With his square jaw, his colorless demeanor, and a grooming style straight out of a 1940s Boy Scout Handbook, the long-running comic strip hero Mark Trail (official spokescharacter for the National Oceanic and Atmospheric Administration) isn’t someone you’d expect to find rebelling against government authority. Indeed, the fictive nature journalist spends much of his time literally punching out poachers and other despoilers of the nation’s forests and wetlands, and turning them over to state and local game wardens.
Yet here he is getting ready to deliver his trademark right hook to eminent domain abuse in the strip’s mythical “Lost Forest,” where local developers are trying to use the government to seize ecologically valuable land in order to build a road. Mark Trail writer and artist Jack Elrod says the storyline was inspired by several high-profile property battles, among them a plan to seize land on the site of the Civil War Battle of Lovejoy Station, near Elrod’s hometown of Atlanta.

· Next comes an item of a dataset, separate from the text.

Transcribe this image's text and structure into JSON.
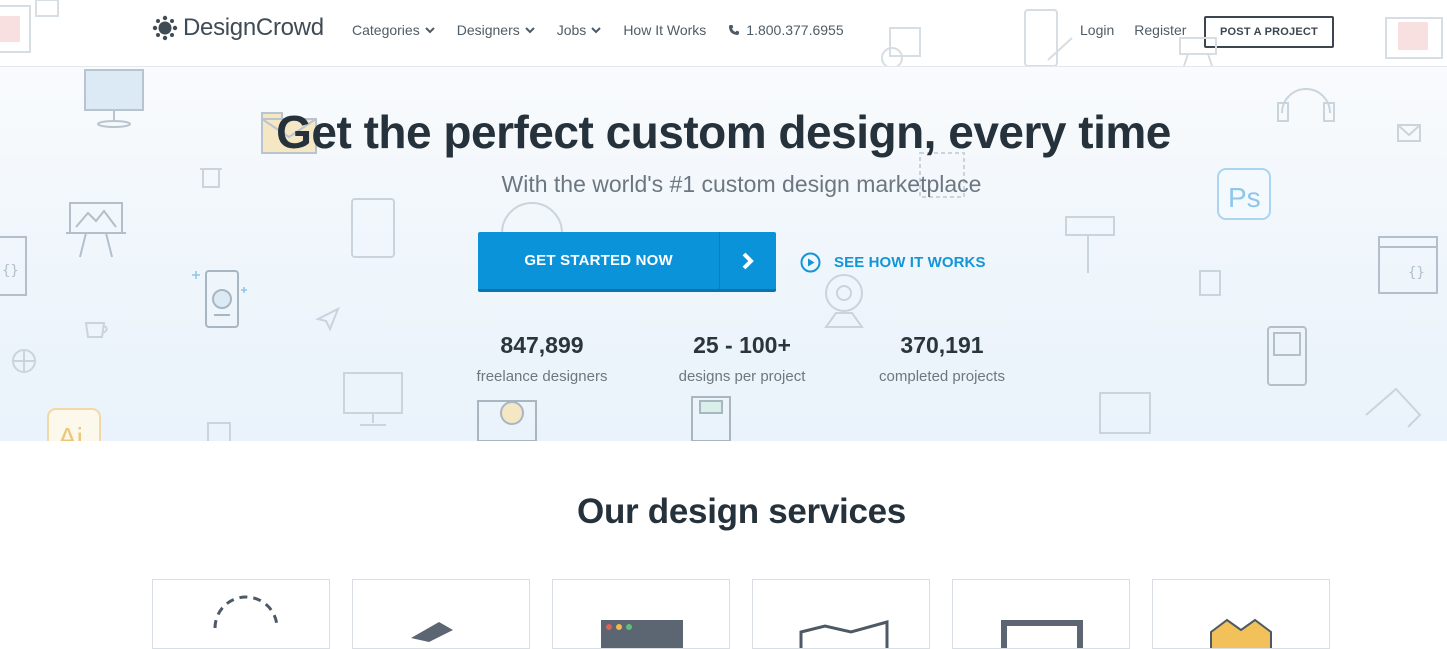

Mark Trail, which appears in 175 papers, is hardly a trendsetter even in the funny pages. But in this case it’s an indicator of how property condemnation captured the nation’s attention and provoked a serious backlash after the U.S. Supreme Court’s Kelo v. City of New London decision. As that unfortunate ruling marks its first grim birthday this month, it’s worth remembering, with Mark Trail, that the government’s unlimited condemnation authority goes against nature.